Dear Brothers and Sisters, Dear Friends,

I give thanks to Divine Providence for bringing me here to the city of São Sebastião do Rio de Janeiro. I offer heartfelt thanks to Archbishop Orani Tempesta and to each of you for your warm welcome, which demonstrates your affection for the Successor of Peter. I would be happy if my visit to this city were to renew, in each one of you, your love for Christ and his Church and your joy in being one with him, belonging to the Church and being committed to offering a living witness to the faith.

The Angelus prayer is a beautiful popular expression of the faith.
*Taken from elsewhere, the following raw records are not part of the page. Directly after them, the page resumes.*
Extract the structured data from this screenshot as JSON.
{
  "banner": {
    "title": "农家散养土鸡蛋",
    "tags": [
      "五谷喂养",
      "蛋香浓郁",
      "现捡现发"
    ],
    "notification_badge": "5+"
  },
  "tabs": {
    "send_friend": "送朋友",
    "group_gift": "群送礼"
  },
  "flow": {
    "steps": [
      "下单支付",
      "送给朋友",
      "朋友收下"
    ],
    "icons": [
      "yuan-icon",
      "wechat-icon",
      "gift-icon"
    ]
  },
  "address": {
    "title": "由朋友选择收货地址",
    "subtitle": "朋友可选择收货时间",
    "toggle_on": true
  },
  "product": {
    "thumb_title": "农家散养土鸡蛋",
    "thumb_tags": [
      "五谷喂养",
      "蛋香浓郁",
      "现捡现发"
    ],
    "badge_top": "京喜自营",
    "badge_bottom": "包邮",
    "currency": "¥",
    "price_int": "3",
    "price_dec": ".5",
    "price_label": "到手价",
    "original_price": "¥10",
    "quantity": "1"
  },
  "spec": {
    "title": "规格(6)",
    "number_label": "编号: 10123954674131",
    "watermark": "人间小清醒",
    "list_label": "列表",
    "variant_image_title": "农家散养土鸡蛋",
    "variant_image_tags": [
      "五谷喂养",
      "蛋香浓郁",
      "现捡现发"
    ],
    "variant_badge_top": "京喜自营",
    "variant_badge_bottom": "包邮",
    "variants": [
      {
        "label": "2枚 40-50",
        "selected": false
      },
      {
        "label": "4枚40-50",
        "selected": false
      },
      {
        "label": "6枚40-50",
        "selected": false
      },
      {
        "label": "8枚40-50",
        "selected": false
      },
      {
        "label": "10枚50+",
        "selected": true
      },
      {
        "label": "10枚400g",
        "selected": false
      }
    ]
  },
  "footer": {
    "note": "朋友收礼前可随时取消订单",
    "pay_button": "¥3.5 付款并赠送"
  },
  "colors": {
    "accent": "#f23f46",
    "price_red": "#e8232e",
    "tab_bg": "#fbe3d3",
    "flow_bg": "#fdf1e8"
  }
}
It is a simple prayer, recited at three specific times during the day. It thus punctuates the rhythm of our daily activities: in the morning, at midday, and at sunset. But it is an important prayer. I encourage each of you to recite it, along with the Hail Mary. It reminds us of a luminous event which transformed history: the Incarnation, the moment when the Son of God became man in Jesus of Nazareth.

Today the Church celebrates the parents of the Virgin Mary, the grandparents of Jesus, Saints Joachim and Anne. In their home, Mary came into the world, accompanied by the extraordinary mystery of the Immaculate Conception. Mary grew up in the home of Joachim and Anne; she was surrounded by their love and faith: in their home she learned to listen to the Lord and to follow his will. Saints Joachim and Anne were part of a long chain of people who had transmitted their love for God, expressed in the warmth and love of family life, down to Mary, who received the Son of God in her womb and who gave him to the world, to us. How precious is the family as the privileged place for transmitting the faith! Speaking about family life, I would like to say one thing: today, as Brazil and the Church around the world celebrate this feast of Saints Joachim and Anne, Grandparents Day is also being celebrated. How important grandparents are for family life, for passing on the human and religious heritage which is so essential for each and every society! How important it is to have intergenerational exchanges and dialogue, especially within the context of the family. The Aparecida Document says, “Children and the elderly build the future of peoples: children because they lead history forward, the elderly because they transmit the experience and wisdom of their lives” (No. 447). This relationship and this dialogue between generations is a treasure to be preserved and strengthened! In this World Youth Day, young people wish to acknowledge and honour their grandparents. They salute them with great affection and they thank them for the ongoing witness of their wisdom.

And now, in this Square, in all the surrounding streets, and in those homes that are experiencing this moment of prayer with us, we feel like one big family, and we turn to Mary, that she may protect our families and make them places of faith and love in which the presence of Jesus, her Son, is felt.